(Data Opens)

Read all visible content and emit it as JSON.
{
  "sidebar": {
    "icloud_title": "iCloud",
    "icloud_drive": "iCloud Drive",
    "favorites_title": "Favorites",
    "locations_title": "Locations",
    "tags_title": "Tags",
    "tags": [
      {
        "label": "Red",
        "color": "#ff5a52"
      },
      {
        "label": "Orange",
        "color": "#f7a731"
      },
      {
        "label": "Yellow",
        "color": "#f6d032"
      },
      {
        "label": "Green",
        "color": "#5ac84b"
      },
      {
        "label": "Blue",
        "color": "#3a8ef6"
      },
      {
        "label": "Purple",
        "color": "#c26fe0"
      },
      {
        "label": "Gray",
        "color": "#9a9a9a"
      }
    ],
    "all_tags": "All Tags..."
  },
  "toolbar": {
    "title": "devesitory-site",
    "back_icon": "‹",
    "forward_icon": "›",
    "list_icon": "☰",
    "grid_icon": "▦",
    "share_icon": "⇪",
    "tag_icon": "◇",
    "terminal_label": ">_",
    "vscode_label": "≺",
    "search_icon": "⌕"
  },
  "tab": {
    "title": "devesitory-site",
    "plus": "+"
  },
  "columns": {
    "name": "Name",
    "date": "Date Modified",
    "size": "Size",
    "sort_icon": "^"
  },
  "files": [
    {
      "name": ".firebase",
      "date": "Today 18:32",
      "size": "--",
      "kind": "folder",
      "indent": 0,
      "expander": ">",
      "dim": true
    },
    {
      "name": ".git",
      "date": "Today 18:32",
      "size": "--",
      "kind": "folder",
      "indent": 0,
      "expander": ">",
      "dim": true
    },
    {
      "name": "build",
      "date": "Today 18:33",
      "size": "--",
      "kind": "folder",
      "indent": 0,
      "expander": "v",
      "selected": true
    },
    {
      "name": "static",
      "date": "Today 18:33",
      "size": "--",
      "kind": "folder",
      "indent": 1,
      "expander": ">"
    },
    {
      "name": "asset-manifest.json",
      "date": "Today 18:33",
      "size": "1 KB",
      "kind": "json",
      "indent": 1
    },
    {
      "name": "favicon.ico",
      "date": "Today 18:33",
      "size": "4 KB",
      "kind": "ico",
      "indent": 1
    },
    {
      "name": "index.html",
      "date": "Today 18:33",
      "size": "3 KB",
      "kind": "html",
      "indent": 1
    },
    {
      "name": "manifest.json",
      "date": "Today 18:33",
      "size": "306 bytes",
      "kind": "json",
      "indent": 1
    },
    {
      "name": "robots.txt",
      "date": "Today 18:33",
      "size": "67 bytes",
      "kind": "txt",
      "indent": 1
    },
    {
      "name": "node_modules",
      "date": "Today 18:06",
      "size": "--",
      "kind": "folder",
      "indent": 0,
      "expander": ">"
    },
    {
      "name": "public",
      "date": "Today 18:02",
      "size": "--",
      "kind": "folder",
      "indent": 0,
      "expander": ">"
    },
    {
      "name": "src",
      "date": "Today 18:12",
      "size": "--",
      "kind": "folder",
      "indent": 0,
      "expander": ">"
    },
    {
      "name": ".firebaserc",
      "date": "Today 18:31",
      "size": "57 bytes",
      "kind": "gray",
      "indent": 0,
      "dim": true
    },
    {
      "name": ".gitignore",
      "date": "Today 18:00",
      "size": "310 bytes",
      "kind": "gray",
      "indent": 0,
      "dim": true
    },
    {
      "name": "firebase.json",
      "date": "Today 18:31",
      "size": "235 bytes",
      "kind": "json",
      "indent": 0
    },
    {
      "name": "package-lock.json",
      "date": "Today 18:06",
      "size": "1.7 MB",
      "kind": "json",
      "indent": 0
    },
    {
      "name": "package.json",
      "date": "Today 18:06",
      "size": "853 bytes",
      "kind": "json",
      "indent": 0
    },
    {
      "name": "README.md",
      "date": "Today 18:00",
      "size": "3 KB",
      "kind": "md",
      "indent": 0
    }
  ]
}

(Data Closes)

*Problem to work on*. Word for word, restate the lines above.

*Response*.
Read all visible content and emit it as JSON.
{
  "sidebar": {
    "icloud_title": "iCloud",
    "icloud_drive": "iCloud Drive",
    "favorites_title": "Favorites",
    "locations_title": "Locations",
    "tags_title": "Tags",
    "tags": [
      {
        "label": "Red",
        "color": "#ff5a52"
      },
      {
        "label": "Orange",
        "color": "#f7a731"
      },
      {
        "label": "Yellow",
        "color": "#f6d032"
      },
      {
        "label": "Green",
        "color": "#5ac84b"
      },
      {
        "label": "Blue",
        "color": "#3a8ef6"
      },
      {
        "label": "Purple",
        "color": "#c26fe0"
      },
      {
        "label": "Gray",
        "color": "#9a9a9a"
      }
    ],
    "all_tags": "All Tags..."
  },
  "toolbar": {
    "title": "devesitory-site",
    "back_icon": "‹",
    "forward_icon": "›",
    "list_icon": "☰",
    "grid_icon": "▦",
    "share_icon": "⇪",
    "tag_icon": "◇",
    "terminal_label": ">_",
    "vscode_label": "≺",
    "search_icon": "⌕"
  },
  "tab": {
    "title": "devesitory-site",
    "plus": "+"
  },
  "columns": {
    "name": "Name",
    "date": "Date Modified",
    "size": "Size",
    "sort_icon": "^"
  },
  "files": [
    {
      "name": ".firebase",
      "date": "Today 18:32",
      "size": "--",
      "kind": "folder",
      "indent": 0,
      "expander": ">",
      "dim": true
    },
    {
      "name": ".git",
      "date": "Today 18:32",
      "size": "--",
      "kind": "folder",
      "indent": 0,
      "expander": ">",
      "dim": true
    },
    {
      "name": "build",
      "date": "Today 18:33",
      "size": "--",
      "kind": "folder",
      "indent": 0,
      "expander": "v",
      "selected": true
    },
    {
      "name": "static",
      "date": "Today 18:33",
      "size": "--",
      "kind": "folder",
      "indent": 1,
      "expander": ">"
    },
    {
      "name": "asset-manifest.json",
      "date": "Today 18:33",
      "size": "1 KB",
      "kind": "json",
      "indent": 1
    },
    {
      "name": "favicon.ico",
      "date": "Today 18:33",
      "size": "4 KB",
      "kind": "ico",
      "indent": 1
    },
    {
      "name": "index.html",
      "date": "Today 18:33",
      "size": "3 KB",
      "kind": "html",
      "indent": 1
    },
    {
      "name": "manifest.json",
      "date": "Today 18:33",
      "size": "306 bytes",
      "kind": "json",
      "indent": 1
    },
    {
      "name": "robots.txt",
      "date": "Today 18:33",
      "size": "67 bytes",
      "kind": "txt",
      "indent": 1
    },
    {
      "name": "node_modules",
      "date": "Today 18:06",
      "size": "--",
      "kind": "folder",
      "indent": 0,
      "expander": ">"
    },
    {
      "name": "public",
      "date": "Today 18:02",
      "size": "--",
      "kind": "folder",
      "indent": 0,
      "expander": ">"
    },
    {
      "name": "src",
      "date": "Today 18:12",
      "size": "--",
      "kind": "folder",
      "indent": 0,
      "expander": ">"
    },
    {
      "name": ".firebaserc",
      "date": "Today 18:31",
      "size": "57 bytes",
      "kind": "gray",
      "indent": 0,
      "dim": true
    },
    {
      "name": ".gitignore",
      "date": "Today 18:00",
      "size": "310 bytes",
      "kind": "gray",
      "indent": 0,
      "dim": true
    },
    {
      "name": "firebase.json",
      "date": "Today 18:31",
      "size": "235 bytes",
      "kind": "json",
      "indent": 0
    },
    {
      "name": "package-lock.json",
      "date": "Today 18:06",
      "size": "1.7 MB",
      "kind": "json",
      "indent": 0
    },
    {
      "name": "package.json",
      "date": "Today 18:06",
      "size": "853 bytes",
      "kind": "json",
      "indent": 0
    },
    {
      "name": "README.md",
      "date": "Today 18:00",
      "size": "3 KB",
      "kind": "md",
      "indent": 0
    }
  ]
}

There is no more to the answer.